original algorithm. Can it be slower?

Sol:  If the number of deleted cells is small, then we spend extra time looking for inactive cells that are not likely to be found. If the number of deleted cells is large, then we may get improvement.

5.8 Suppose instead of quadratic probing, we use “cubic probing”; here the ith probe
is at hash(x) + i3. Does cubic probing improve on quadratic probing?  Get solution

5.9 The hash function in Figure 5.4 makes repeated calls to key.length( ) in the for
loop. Is it worth computing this once prior to entering the loop?
Sol: In a good library implementation, the length method should be inlined.

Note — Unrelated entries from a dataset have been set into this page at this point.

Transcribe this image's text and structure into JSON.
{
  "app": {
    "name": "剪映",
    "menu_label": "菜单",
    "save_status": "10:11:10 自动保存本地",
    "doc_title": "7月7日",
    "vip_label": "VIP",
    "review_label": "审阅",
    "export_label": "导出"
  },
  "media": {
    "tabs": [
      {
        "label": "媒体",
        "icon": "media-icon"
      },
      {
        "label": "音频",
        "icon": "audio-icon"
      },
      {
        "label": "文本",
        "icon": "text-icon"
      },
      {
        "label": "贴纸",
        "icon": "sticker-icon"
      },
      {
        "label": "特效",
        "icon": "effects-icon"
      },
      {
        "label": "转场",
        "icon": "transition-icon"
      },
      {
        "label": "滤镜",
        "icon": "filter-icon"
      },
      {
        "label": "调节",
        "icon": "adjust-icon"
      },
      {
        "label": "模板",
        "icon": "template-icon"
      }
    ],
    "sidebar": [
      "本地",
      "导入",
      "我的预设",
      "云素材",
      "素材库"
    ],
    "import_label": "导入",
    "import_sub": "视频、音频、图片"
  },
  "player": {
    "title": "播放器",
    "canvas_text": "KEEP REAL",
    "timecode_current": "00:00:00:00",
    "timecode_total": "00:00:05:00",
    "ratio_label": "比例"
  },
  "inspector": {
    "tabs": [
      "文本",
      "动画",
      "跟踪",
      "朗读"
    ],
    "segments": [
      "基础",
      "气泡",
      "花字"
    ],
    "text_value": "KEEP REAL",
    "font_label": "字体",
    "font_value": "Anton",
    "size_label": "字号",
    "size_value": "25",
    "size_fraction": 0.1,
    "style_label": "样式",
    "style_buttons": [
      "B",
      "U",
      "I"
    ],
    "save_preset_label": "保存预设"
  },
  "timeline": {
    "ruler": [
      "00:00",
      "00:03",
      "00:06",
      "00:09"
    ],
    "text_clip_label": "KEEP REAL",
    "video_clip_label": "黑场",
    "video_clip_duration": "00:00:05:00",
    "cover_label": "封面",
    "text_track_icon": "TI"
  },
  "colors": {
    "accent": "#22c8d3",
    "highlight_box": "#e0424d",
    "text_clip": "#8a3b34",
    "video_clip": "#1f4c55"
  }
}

5.10 What are the advantages and disadvantages of the various collision resolution
strategies?  Get solution

5.12 Rehashing requires recomputing the hash function for all items in the hash table.
Since computing the hash function is expensive, suppose objects provide a hash member function of their own, and each object stores the result in an additional data member the first time the hash function is computed for it. Show how such a scheme would apply for the Employee class in Figure 5.8, and explain under what circumstances the remembered hash value remains valid in each Employee.
Sol: The old values would remain valid if the hashed values were less than the old table size.

5.13 Write a program to implement the following strategy for multiplying two sparse polynomials P1, P2 of size M and N, respectively. Each polynomial is represented as a linked list of objects consisting of a coefficient and an exponent (Exercise 3.12).
We multiply each term in P1 by a term in P2 for a total of MN operations. One method is to sort these terms and combine like terms, but this requires sorting MN records, which could be expensive, especially in small-memory environments.
Alternatively, we could merge terms as they are computed and then sort the result.
a. Write a program to implement the alternative strategy.
b. If the output polynomial has about O(M + N) terms, what is the running time
of both methods?  Get solution

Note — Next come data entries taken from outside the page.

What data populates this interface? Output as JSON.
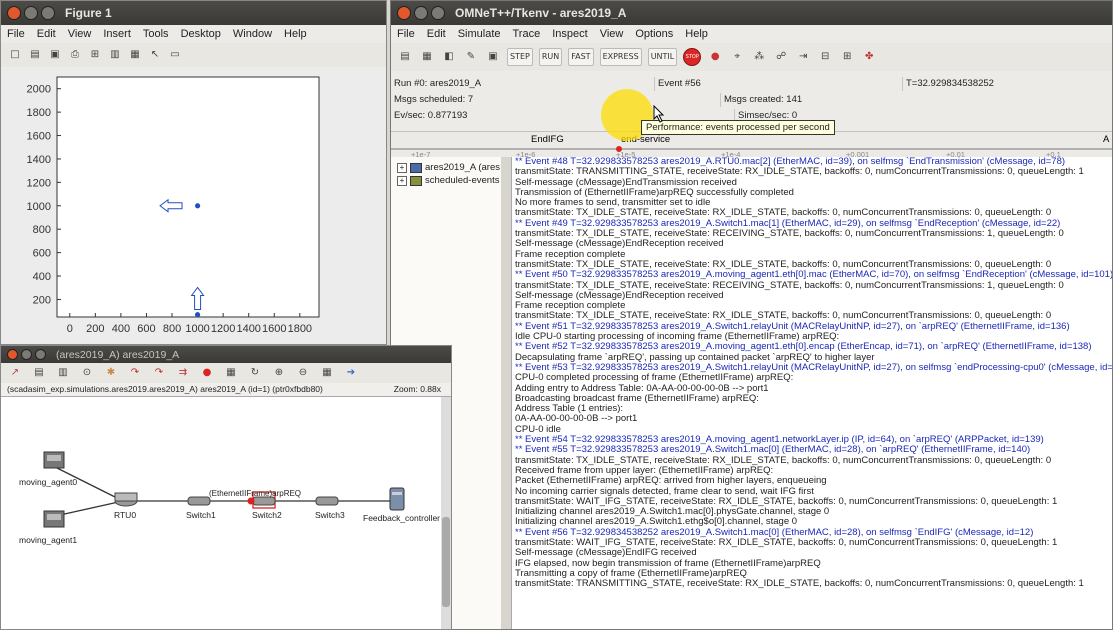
{
  "figure": {
    "title": "Figure 1",
    "menu": [
      "File",
      "Edit",
      "View",
      "Insert",
      "Tools",
      "Desktop",
      "Window",
      "Help"
    ],
    "chart_data": {
      "type": "scatter",
      "x_ticks": [
        "0",
        "200",
        "400",
        "600",
        "800",
        "1000",
        "1200",
        "1400",
        "1600",
        "1800"
      ],
      "y_ticks": [
        "200",
        "400",
        "600",
        "800",
        "1000",
        "1200",
        "1400",
        "1600",
        "1800",
        "2000"
      ],
      "xlim": [
        -100,
        1950
      ],
      "ylim": [
        50,
        2100
      ],
      "grid": false,
      "points": [
        {
          "x": 1000,
          "y": 1000
        },
        {
          "x": 1000,
          "y": 70
        }
      ],
      "arrows": [
        {
          "x": 800,
          "y": 1000,
          "dir": "left"
        },
        {
          "x": 1000,
          "y": 200,
          "dir": "up"
        }
      ]
    }
  },
  "omnet": {
    "title": "OMNeT++/Tkenv - ares2019_A",
    "menu": [
      "File",
      "Edit",
      "Simulate",
      "Trace",
      "Inspect",
      "View",
      "Options",
      "Help"
    ],
    "toolbar": [
      "STEP",
      "RUN",
      "FAST",
      "EXPRESS",
      "UNTIL",
      "STOP"
    ],
    "status": {
      "run": "Run #0: ares2019_A",
      "event": "Event #56",
      "time": "T=32.929834538252",
      "scheduled": "Msgs scheduled: 7",
      "created": "Msgs created: 141",
      "evsec": "Ev/sec: 0.877193",
      "simsec": "Simsec/sec: 0"
    },
    "tooltip": "Performance: events processed per second",
    "timeline": {
      "labels": [
        "EndIFG",
        "end-service"
      ],
      "ticks": [
        "+1e-7",
        "+1e-6",
        "+1e-5",
        "+1e-4",
        "+0.001",
        "+0.01",
        "+0.1"
      ],
      "edge_letter": "A"
    },
    "tree": [
      {
        "label": "ares2019_A (ares",
        "sign": "+"
      },
      {
        "label": "scheduled-events",
        "sign": "+"
      }
    ],
    "log": [
      {
        "t": "** Event #48  T=32.929833578253  ares2019_A.RTU0.mac[2] (EtherMAC, id=39), on selfmsg `EndTransmission' (cMessage, id=78)",
        "ev": true
      },
      {
        "t": "transmitState: TRANSMITTING_STATE, receiveState: RX_IDLE_STATE, backoffs: 0, numConcurrentTransmissions: 0, queueLength: 1"
      },
      {
        "t": "Self-message (cMessage)EndTransmission received"
      },
      {
        "t": "Transmission of (EthernetIIFrame)arpREQ successfully completed"
      },
      {
        "t": "No more frames to send, transmitter set to idle"
      },
      {
        "t": "transmitState: TX_IDLE_STATE, receiveState: RX_IDLE_STATE, backoffs: 0, numConcurrentTransmissions: 0, queueLength: 0"
      },
      {
        "t": "** Event #49  T=32.929833578253  ares2019_A.Switch1.mac[1] (EtherMAC, id=29), on selfmsg `EndReception' (cMessage, id=22)",
        "ev": true
      },
      {
        "t": "transmitState: TX_IDLE_STATE, receiveState: RECEIVING_STATE, backoffs: 0, numConcurrentTransmissions: 1, queueLength: 0"
      },
      {
        "t": "Self-message (cMessage)EndReception received"
      },
      {
        "t": "Frame reception complete"
      },
      {
        "t": "transmitState: TX_IDLE_STATE, receiveState: RX_IDLE_STATE, backoffs: 0, numConcurrentTransmissions: 0, queueLength: 0"
      },
      {
        "t": "** Event #50  T=32.929833578253  ares2019_A.moving_agent1.eth[0].mac (EtherMAC, id=70), on selfmsg `EndReception' (cMessage, id=101)",
        "ev": true
      },
      {
        "t": "transmitState: TX_IDLE_STATE, receiveState: RECEIVING_STATE, backoffs: 0, numConcurrentTransmissions: 1, queueLength: 0"
      },
      {
        "t": "Self-message (cMessage)EndReception received"
      },
      {
        "t": "Frame reception complete"
      },
      {
        "t": "transmitState: TX_IDLE_STATE, receiveState: RX_IDLE_STATE, backoffs: 0, numConcurrentTransmissions: 0, queueLength: 0"
      },
      {
        "t": "** Event #51  T=32.929833578253  ares2019_A.Switch1.relayUnit (MACRelayUnitNP, id=27), on `arpREQ' (EthernetIIFrame, id=136)",
        "ev": true
      },
      {
        "t": "Idle CPU-0 starting processing of incoming frame (EthernetIIFrame) arpREQ:"
      },
      {
        "t": "** Event #52  T=32.929833578253  ares2019_A.moving_agent1.eth[0].encap (EtherEncap, id=71), on `arpREQ' (EthernetIIFrame, id=138)",
        "ev": true
      },
      {
        "t": "Decapsulating frame `arpREQ', passing up contained packet `arpREQ' to higher layer"
      },
      {
        "t": "** Event #53  T=32.929833578253  ares2019_A.Switch1.relayUnit (MACRelayUnitNP, id=27), on selfmsg `endProcessing-cpu0' (cMessage, id=10)",
        "ev": true
      },
      {
        "t": "CPU-0 completed processing of frame (EthernetIIFrame) arpREQ:"
      },
      {
        "t": "Adding entry to Address Table: 0A-AA-00-00-00-0B --> port1"
      },
      {
        "t": "Broadcasting broadcast frame (EthernetIIFrame) arpREQ:"
      },
      {
        "t": "Address Table (1 entries):"
      },
      {
        "t": "  0A-AA-00-00-00-0B --> port1"
      },
      {
        "t": "CPU-0 idle"
      },
      {
        "t": "** Event #54  T=32.929833578253  ares2019_A.moving_agent1.networkLayer.ip (IP, id=64), on `arpREQ' (ARPPacket, id=139)",
        "ev": true
      },
      {
        "t": "** Event #55  T=32.929833578253  ares2019_A.Switch1.mac[0] (EtherMAC, id=28), on `arpREQ' (EthernetIIFrame, id=140)",
        "ev": true
      },
      {
        "t": "transmitState: TX_IDLE_STATE, receiveState: RX_IDLE_STATE, backoffs: 0, numConcurrentTransmissions: 0, queueLength: 0"
      },
      {
        "t": "Received frame from upper layer: (EthernetIIFrame) arpREQ:"
      },
      {
        "t": "Packet (EthernetIIFrame) arpREQ: arrived from higher layers, enqueueing"
      },
      {
        "t": "No incoming carrier signals detected, frame clear to send, wait IFG first"
      },
      {
        "t": "transmitState: WAIT_IFG_STATE, receiveState: RX_IDLE_STATE, backoffs: 0, numConcurrentTransmissions: 0, queueLength: 1"
      },
      {
        "t": "Initializing channel ares2019_A.Switch1.mac[0].physGate.channel, stage 0"
      },
      {
        "t": "Initializing channel ares2019_A.Switch1.ethg$o[0].channel, stage 0"
      },
      {
        "t": "** Event #56  T=32.929834538252  ares2019_A.Switch1.mac[0] (EtherMAC, id=28), on selfmsg `EndIFG' (cMessage, id=12)",
        "ev": true
      },
      {
        "t": "transmitState: WAIT_IFG_STATE, receiveState: RX_IDLE_STATE, backoffs: 0, numConcurrentTransmissions: 0, queueLength: 1"
      },
      {
        "t": "Self-message (cMessage)EndIFG received"
      },
      {
        "t": "IFG elapsed, now begin transmission of frame (EthernetIIFrame)arpREQ"
      },
      {
        "t": "Transmitting a copy of frame (EthernetIIFrame)arpREQ"
      },
      {
        "t": "transmitState: TRANSMITTING_STATE, receiveState: RX_IDLE_STATE, backoffs: 0, numConcurrentTransmissions: 0, queueLength: 1"
      }
    ]
  },
  "network": {
    "title": "(ares2019_A) ares2019_A",
    "path": "(scadasim_exp.simulations.ares2019.ares2019_A) ares2019_A (id=1)  (ptr0xfbdb80)",
    "zoom": "Zoom: 0.88x",
    "nodes": {
      "agent0": "moving_agent0",
      "agent1": "moving_agent1",
      "rtu": "RTU0",
      "sw1": "Switch1",
      "sw2": "Switch2",
      "sw3": "Switch3",
      "fc": "Feedback_controller"
    },
    "message_label": "(EthernetIIFrame)arpREQ"
  }
}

5.14 Describe a procedure that avoids initializing a hash table (at the expense of
memory).  Get solution

5.16 Java 7 adds syntax that allows a switch statement to work with the String type
(instead of the primitive integer types). Explain how hash tables can be used by the
compiler to implement this language addition.  Get solution


5.19 Under certain assumptions, the expected cost of an insertion into a hash table with
secondary clustering is given by 1/(1−λ)−λ−ln(1−λ). Unfortunately, this formula
is not accurate for quadratic probing. However, assuming that it is, determine the
following:
a. The expected cost of an unsuccessful search.
b. The expected cost of a successful search.   Get solution

5.20 Implement a generic Map that supports the put and get operations. The implementation
will store a hash table of pairs (key, definition). Figure 5.55 provides the Map
specification (minus some details).  Get solution







5.23 If a hopscotch table with parameter MAX_DIST has load factor 0.5, what is the
approximate probability that an insertion requires a rehash?   Get solution